It was exciting to know I only had a few days left until I reached the border. Not only have I never been to Mexico, getting there would mean I had hiked the entire West Coast. I was unsure if I was ever going to do another thru hike after I cross the Canadian border. Here I was, only one section away from completing my second multi-month thru hike.
The area south of Warner Springs was a gently climb up to a ridge with excellent views of the entire area. I passed a few hikers that evening heading north but I didn't get a chance to see where they were going. They were probably just section hikers. Crossing a few mountains, the trail began to wind down to Scissors Crossing near Julian, California. I reached an overpass just as night was falling where trail angels had generously supplied water from a nearby well. While I didn't get a chance to enjoy any trail magic cookout or beer like I did going northbound, I was immensely grateful for the water in the desert.

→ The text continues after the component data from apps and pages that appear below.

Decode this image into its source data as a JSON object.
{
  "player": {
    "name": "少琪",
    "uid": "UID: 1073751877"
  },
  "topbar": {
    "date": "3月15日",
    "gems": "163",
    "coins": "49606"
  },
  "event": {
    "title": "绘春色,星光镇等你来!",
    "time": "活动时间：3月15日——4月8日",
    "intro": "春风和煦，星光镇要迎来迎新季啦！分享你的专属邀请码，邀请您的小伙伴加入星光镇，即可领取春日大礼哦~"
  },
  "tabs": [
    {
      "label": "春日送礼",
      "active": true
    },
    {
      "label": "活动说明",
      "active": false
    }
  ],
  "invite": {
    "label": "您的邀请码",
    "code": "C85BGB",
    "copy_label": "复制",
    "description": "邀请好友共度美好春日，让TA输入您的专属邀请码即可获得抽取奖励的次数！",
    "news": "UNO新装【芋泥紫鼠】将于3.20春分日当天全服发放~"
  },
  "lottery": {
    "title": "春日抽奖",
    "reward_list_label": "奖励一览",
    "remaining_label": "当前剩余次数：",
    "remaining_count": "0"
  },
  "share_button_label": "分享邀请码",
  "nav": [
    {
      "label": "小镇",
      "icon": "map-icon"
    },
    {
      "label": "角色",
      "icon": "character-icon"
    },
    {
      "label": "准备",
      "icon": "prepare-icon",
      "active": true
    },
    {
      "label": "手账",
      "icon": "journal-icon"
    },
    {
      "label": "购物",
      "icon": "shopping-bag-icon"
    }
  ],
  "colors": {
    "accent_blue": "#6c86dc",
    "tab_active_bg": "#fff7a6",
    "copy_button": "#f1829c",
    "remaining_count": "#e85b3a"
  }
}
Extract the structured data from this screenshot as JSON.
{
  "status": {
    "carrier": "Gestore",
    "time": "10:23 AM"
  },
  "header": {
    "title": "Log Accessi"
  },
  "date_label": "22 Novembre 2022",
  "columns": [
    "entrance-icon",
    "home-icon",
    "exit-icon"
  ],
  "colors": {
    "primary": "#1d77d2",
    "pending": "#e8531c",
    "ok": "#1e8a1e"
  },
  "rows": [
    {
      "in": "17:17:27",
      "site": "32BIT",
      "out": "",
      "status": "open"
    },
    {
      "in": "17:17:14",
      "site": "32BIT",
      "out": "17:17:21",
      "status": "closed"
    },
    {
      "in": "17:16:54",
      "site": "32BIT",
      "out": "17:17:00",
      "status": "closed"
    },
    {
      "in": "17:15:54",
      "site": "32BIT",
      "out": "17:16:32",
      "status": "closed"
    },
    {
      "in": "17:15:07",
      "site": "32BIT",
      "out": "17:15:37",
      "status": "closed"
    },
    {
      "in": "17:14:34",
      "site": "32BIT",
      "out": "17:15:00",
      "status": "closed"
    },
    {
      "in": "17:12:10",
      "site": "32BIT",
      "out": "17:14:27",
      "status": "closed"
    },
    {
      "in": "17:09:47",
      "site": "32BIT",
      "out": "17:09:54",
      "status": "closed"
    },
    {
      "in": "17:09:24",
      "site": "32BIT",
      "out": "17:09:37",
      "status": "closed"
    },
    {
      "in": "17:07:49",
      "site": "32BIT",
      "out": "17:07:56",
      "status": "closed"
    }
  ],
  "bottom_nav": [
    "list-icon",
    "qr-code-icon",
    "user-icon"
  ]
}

I camped underneath the bridge in the sand of the dry river that night and continued on my way early in the next morning. Another hot and dry climb up to the ridge on the other side of the valley. Military jets from one of the nearby desert bases circled overhead on an almost hourly basis. Generous views of Anza-Borrego state park could be seen from the top of the ridge. I camped next to the Sunrise Hwy and headed out to Mt. Laguna on the following day.
It was Saturday and I was only a few hours away from the metropolis of San Diego. The day hikers were out in force for most of the way to the motel in Mt. Laguna. The cliffs on the east side of the ridge dropped off sharply and provided excellent views all the way there. I entered the resort town of Mt. Laguna about an hour before sundown. The owner of the motel had recognized me from a Facebook post from a picture I had taken of me at the Warner Springs Community Center. It's always a plus when business owner appreciate the hikers. It was the first bed I was able to sleep in since enter Coachella Valley but part of me just wanted to continue on. I was so close to the border, only 40 miles or 2 days of hiking.
I hiked hard all of the following day with my eyes on the prize. I crossed I-8 and entered the Boulder Oaks Campground looking for water when a group of hikers flagged me down and asked me to join them for a few beers. They had just finished their northbound trek and picked up the car they drove down to Campo. I got back to reminiscing about my own journey up to Canada and weighed the pros and cons of NoBo vs SoBo with them. It felt great to have some camaraderie, especially after so many days without seeing a single soul out in the desert.
After a fist bump and a good luck from the hikers at dawn, I continued on down that dusty trail. I could smell Mexico in the air. After a breakfast burrito at the general store, I zipped past the reservoir and town of Lake Morena. After one more ardous hike down a canyon and back up its mountains, I could see the dirt road that parallels the border from a distance. On my way down to the valley around Campo, I saw many kangaroo rats and got closer to being bitten by a rattlesnake than I ever had before. I pitched my hammock for the last time in the dark only a few miles from the border.
After a quick morning hike, I waited for my ride to show up at the general store in Campo so we could walk the final mile of the trail together. After many selfies and gloating at the monument, I could hardly believe it was all over. I'm not going to lie, there probably will never be a moment as special as finishing my thru hike but this felt damn good. I stuck my hand through the border fence so I could say I had been in Mexico and drove off back into civilization.